## Goal of the exercise
Each line of the records below that holds "NZMesh" should be returned.
Source data Block Start
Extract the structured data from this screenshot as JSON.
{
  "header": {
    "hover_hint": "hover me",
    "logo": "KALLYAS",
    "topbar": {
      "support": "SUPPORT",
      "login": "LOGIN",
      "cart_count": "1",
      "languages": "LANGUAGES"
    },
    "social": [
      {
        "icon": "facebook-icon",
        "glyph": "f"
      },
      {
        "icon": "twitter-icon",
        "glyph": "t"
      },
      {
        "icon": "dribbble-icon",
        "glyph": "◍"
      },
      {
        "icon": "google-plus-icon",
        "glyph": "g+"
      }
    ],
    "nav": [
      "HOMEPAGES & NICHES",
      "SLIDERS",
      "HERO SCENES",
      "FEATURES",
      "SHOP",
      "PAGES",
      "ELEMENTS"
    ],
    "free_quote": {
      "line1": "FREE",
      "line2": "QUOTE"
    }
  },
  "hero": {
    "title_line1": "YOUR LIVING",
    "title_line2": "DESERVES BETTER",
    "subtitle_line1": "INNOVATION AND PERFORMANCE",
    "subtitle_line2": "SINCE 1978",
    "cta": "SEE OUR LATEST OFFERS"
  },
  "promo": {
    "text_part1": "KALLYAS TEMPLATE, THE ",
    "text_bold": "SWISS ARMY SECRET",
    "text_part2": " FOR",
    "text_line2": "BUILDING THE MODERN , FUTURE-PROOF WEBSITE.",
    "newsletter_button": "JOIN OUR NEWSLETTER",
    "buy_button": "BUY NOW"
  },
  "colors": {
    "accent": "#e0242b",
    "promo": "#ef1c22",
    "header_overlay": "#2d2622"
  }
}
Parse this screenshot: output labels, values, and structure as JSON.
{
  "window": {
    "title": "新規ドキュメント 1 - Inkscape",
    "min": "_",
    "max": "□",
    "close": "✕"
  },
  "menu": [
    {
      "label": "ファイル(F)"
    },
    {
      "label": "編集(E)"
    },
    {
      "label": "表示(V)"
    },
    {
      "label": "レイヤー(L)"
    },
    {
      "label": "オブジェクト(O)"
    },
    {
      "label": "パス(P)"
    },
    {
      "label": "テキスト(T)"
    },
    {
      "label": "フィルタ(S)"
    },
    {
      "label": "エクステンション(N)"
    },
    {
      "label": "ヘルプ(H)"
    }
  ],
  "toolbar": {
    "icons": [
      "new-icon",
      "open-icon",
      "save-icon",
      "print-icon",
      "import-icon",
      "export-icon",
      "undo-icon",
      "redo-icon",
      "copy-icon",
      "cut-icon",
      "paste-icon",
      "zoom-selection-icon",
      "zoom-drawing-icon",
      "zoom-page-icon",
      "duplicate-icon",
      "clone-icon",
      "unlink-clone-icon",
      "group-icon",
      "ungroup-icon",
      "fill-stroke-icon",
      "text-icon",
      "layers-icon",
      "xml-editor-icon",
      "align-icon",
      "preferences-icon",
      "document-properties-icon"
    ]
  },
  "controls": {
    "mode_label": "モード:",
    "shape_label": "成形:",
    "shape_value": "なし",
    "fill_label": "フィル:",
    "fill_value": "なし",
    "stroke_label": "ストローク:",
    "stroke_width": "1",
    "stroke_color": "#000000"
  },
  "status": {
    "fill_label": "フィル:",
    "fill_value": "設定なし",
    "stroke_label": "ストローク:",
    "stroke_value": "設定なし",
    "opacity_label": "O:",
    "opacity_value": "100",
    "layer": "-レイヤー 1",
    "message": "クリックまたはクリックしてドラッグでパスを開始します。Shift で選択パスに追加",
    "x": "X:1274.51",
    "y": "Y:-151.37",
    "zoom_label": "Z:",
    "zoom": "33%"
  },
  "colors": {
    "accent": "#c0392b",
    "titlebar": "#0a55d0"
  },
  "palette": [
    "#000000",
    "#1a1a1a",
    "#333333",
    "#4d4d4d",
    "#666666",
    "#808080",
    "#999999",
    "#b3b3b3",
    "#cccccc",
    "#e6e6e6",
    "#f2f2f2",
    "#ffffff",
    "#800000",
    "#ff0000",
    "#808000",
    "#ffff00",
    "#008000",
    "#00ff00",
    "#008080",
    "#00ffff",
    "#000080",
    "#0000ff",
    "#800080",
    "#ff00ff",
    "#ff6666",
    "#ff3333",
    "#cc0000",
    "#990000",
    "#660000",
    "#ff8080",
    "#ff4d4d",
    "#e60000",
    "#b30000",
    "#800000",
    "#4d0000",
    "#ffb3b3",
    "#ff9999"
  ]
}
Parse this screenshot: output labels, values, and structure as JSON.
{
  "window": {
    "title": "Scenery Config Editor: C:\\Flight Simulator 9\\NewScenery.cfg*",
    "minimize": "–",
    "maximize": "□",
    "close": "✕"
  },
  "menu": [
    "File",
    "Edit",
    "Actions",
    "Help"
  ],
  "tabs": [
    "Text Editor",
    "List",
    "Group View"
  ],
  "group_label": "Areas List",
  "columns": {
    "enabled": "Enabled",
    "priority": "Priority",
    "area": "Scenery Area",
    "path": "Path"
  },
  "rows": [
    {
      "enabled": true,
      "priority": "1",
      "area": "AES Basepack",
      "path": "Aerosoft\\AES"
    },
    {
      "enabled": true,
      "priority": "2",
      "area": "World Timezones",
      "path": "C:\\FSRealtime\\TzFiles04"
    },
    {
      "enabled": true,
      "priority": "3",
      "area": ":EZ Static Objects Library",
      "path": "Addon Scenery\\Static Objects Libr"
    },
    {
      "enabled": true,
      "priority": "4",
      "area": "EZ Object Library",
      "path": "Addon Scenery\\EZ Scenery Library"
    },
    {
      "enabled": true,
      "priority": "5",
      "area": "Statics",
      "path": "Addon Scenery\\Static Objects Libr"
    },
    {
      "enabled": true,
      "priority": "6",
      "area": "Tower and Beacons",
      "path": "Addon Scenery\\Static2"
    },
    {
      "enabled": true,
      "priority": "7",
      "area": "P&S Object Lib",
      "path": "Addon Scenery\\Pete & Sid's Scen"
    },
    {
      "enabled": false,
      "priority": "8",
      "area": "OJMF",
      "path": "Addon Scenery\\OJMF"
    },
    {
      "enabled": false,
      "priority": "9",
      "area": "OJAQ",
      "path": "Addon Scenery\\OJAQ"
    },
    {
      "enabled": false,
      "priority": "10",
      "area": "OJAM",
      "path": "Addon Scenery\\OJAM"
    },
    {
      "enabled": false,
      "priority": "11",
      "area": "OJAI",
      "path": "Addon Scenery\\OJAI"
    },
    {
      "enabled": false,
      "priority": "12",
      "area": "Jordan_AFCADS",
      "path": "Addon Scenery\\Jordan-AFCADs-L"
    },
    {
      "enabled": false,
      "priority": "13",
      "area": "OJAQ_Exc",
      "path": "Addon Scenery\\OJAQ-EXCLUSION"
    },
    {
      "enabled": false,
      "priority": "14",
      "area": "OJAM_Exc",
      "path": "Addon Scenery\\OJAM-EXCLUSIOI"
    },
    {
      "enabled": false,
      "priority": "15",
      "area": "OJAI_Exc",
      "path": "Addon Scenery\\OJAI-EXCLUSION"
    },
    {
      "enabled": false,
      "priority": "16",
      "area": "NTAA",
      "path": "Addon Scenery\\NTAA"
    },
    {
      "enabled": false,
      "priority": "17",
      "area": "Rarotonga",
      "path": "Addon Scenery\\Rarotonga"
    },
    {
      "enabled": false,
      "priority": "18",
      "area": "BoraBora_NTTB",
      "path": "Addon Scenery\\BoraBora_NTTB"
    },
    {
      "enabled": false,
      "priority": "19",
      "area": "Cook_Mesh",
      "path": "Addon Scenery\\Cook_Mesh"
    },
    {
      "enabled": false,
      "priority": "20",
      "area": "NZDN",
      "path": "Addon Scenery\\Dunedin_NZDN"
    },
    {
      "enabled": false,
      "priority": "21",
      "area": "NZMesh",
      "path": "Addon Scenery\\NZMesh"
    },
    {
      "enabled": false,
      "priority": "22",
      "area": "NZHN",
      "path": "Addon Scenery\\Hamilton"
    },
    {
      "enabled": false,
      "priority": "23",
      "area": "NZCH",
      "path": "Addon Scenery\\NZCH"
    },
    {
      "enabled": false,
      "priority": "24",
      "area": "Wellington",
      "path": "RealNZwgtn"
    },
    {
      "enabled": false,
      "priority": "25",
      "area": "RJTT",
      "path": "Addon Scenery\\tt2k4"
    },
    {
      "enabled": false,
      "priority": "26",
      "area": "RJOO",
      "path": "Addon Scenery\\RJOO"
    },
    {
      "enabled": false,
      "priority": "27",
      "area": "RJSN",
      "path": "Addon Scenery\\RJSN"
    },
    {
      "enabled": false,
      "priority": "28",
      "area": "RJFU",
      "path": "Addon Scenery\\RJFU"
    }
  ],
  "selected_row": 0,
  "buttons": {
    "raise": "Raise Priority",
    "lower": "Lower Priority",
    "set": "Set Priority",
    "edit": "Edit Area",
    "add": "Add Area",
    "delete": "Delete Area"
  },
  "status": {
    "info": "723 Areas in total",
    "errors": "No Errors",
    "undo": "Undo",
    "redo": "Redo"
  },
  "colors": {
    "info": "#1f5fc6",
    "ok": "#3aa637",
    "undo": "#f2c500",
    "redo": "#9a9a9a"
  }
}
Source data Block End
## Expected answer
      "area": "NZMesh",
      "path": "Addon Scenery\\NZMesh"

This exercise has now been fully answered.